START Records supplied

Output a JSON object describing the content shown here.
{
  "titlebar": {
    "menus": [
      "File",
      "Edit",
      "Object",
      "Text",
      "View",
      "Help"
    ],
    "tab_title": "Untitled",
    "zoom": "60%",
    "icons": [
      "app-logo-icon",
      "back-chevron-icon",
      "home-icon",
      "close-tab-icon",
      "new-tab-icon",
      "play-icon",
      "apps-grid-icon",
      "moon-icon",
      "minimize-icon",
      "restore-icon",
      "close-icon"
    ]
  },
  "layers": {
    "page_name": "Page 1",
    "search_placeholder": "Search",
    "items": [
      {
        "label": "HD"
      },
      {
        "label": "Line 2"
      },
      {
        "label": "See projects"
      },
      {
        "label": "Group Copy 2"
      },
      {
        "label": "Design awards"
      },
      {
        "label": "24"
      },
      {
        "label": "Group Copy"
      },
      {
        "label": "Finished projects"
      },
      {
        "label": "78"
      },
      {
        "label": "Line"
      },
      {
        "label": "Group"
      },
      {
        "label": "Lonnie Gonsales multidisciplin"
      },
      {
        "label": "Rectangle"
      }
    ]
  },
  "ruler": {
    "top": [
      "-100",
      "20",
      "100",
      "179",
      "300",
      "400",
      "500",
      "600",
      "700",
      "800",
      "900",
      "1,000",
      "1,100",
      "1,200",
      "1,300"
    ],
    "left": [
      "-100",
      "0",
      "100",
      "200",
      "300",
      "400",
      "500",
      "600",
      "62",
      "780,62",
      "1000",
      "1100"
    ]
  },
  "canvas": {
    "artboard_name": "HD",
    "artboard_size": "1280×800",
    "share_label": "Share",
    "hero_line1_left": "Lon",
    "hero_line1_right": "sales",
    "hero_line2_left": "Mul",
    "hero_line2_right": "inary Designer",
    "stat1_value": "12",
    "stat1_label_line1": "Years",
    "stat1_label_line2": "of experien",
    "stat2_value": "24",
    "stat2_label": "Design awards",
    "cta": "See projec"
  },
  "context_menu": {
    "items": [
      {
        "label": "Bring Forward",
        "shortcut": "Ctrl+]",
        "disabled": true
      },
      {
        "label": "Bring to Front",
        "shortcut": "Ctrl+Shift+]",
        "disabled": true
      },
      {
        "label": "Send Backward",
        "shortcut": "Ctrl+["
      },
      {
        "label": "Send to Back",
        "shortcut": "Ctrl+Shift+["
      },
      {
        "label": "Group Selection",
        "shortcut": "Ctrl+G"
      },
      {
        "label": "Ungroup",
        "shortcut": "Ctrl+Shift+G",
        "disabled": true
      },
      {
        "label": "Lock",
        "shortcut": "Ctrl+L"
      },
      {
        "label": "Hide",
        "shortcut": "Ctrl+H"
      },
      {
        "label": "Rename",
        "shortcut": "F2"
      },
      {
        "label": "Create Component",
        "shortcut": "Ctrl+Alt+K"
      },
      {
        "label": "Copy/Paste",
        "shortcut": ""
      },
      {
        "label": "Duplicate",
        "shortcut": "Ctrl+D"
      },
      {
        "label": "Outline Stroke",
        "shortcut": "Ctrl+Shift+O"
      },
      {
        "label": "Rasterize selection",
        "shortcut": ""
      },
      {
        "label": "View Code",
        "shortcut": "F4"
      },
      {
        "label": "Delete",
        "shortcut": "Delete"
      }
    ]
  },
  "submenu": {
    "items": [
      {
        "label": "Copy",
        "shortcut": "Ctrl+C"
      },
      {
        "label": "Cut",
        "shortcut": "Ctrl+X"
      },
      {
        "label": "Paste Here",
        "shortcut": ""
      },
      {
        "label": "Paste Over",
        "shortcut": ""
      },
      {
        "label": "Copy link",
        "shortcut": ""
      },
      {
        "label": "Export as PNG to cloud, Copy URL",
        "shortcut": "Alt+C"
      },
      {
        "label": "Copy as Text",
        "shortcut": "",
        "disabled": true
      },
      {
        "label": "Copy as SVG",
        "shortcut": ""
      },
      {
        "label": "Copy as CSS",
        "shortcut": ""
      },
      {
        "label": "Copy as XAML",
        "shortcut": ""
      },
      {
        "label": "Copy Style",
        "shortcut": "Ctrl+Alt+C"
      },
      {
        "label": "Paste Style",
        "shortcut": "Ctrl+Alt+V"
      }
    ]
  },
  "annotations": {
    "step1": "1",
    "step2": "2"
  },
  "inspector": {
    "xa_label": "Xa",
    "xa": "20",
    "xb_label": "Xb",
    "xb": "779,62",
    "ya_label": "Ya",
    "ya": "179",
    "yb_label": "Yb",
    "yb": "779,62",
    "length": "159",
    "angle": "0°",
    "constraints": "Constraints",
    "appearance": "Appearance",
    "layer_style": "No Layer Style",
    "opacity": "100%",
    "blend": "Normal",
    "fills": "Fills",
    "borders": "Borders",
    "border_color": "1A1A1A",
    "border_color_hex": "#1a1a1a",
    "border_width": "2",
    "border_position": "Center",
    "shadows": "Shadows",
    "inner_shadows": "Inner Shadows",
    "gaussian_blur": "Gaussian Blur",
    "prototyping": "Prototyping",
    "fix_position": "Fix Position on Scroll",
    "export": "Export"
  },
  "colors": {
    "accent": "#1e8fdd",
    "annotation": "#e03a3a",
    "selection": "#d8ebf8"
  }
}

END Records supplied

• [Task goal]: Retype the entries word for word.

• [Reply to the exercise]:
Output a JSON object describing the content shown here.
{
  "titlebar": {
    "menus": [
      "File",
      "Edit",
      "Object",
      "Text",
      "View",
      "Help"
    ],
    "tab_title": "Untitled",
    "zoom": "60%",
    "icons": [
      "app-logo-icon",
      "back-chevron-icon",
      "home-icon",
      "close-tab-icon",
      "new-tab-icon",
      "play-icon",
      "apps-grid-icon",
      "moon-icon",
      "minimize-icon",
      "restore-icon",
      "close-icon"
    ]
  },
  "layers": {
    "page_name": "Page 1",
    "search_placeholder": "Search",
    "items": [
      {
        "label": "HD"
      },
      {
        "label": "Line 2"
      },
      {
        "label": "See projects"
      },
      {
        "label": "Group Copy 2"
      },
      {
        "label": "Design awards"
      },
      {
        "label": "24"
      },
      {
        "label": "Group Copy"
      },
      {
        "label": "Finished projects"
      },
      {
        "label": "78"
      },
      {
        "label": "Line"
      },
      {
        "label": "Group"
      },
      {
        "label": "Lonnie Gonsales multidisciplin"
      },
      {
        "label": "Rectangle"
      }
    ]
  },
  "ruler": {
    "top": [
      "-100",
      "20",
      "100",
      "179",
      "300",
      "400",
      "500",
      "600",
      "700",
      "800",
      "900",
      "1,000",
      "1,100",
      "1,200",
      "1,300"
    ],
    "left": [
      "-100",
      "0",
      "100",
      "200",
      "300",
      "400",
      "500",
      "600",
      "62",
      "780,62",
      "1000",
      "1100"
    ]
  },
  "canvas": {
    "artboard_name": "HD",
    "artboard_size": "1280×800",
    "share_label": "Share",
    "hero_line1_left": "Lon",
    "hero_line1_right": "sales",
    "hero_line2_left": "Mul",
    "hero_line2_right": "inary Designer",
    "stat1_value": "12",
    "stat1_label_line1": "Years",
    "stat1_label_line2": "of experien",
    "stat2_value": "24",
    "stat2_label": "Design awards",
    "cta": "See projec"
  },
  "context_menu": {
    "items": [
      {
        "label": "Bring Forward",
        "shortcut": "Ctrl+]",
        "disabled": true
      },
      {
        "label": "Bring to Front",
        "shortcut": "Ctrl+Shift+]",
        "disabled": true
      },
      {
        "label": "Send Backward",
        "shortcut": "Ctrl+["
      },
      {
        "label": "Send to Back",
        "shortcut": "Ctrl+Shift+["
      },
      {
        "label": "Group Selection",
        "shortcut": "Ctrl+G"
      },
      {
        "label": "Ungroup",
        "shortcut": "Ctrl+Shift+G",
        "disabled": true
      },
      {
        "label": "Lock",
        "shortcut": "Ctrl+L"
      },
      {
        "label": "Hide",
        "shortcut": "Ctrl+H"
      },
      {
        "label": "Rename",
        "shortcut": "F2"
      },
      {
        "label": "Create Component",
        "shortcut": "Ctrl+Alt+K"
      },
      {
        "label": "Copy/Paste",
        "shortcut": ""
      },
      {
        "label": "Duplicate",
        "shortcut": "Ctrl+D"
      },
      {
        "label": "Outline Stroke",
        "shortcut": "Ctrl+Shift+O"
      },
      {
        "label": "Rasterize selection",
        "shortcut": ""
      },
      {
        "label": "View Code",
        "shortcut": "F4"
      },
      {
        "label": "Delete",
        "shortcut": "Delete"
      }
    ]
  },
  "submenu": {
    "items": [
      {
        "label": "Copy",
        "shortcut": "Ctrl+C"
      },
      {
        "label": "Cut",
        "shortcut": "Ctrl+X"
      },
      {
        "label": "Paste Here",
        "shortcut": ""
      },
      {
        "label": "Paste Over",
        "shortcut": ""
      },
      {
        "label": "Copy link",
        "shortcut": ""
      },
      {
        "label": "Export as PNG to cloud, Copy URL",
        "shortcut": "Alt+C"
      },
      {
        "label": "Copy as Text",
        "shortcut": "",
        "disabled": true
      },
      {
        "label": "Copy as SVG",
        "shortcut": ""
      },
      {
        "label": "Copy as CSS",
        "shortcut": ""
      },
      {
        "label": "Copy as XAML",
        "shortcut": ""
      },
      {
        "label": "Copy Style",
        "shortcut": "Ctrl+Alt+C"
      },
      {
        "label": "Paste Style",
        "shortcut": "Ctrl+Alt+V"
      }
    ]
  },
  "annotations": {
    "step1": "1",
    "step2": "2"
  },
  "inspector": {
    "xa_label": "Xa",
    "xa": "20",
    "xb_label": "Xb",
    "xb": "779,62",
    "ya_label": "Ya",
    "ya": "179",
    "yb_label": "Yb",
    "yb": "779,62",
    "length": "159",
    "angle": "0°",
    "constraints": "Constraints",
    "appearance": "Appearance",
    "layer_style": "No Layer Style",
    "opacity": "100%",
    "blend": "Normal",
    "fills": "Fills",
    "borders": "Borders",
    "border_color": "1A1A1A",
    "border_color_hex": "#1a1a1a",
    "border_width": "2",
    "border_position": "Center",
    "shadows": "Shadows",
    "inner_shadows": "Inner Shadows",
    "gaussian_blur": "Gaussian Blur",
    "prototyping": "Prototyping",
    "fix_position": "Fix Position on Scroll",
    "export": "Export"
  },
  "colors": {
    "accent": "#1e8fdd",
    "annotation": "#e03a3a",
    "selection": "#d8ebf8"
  }
}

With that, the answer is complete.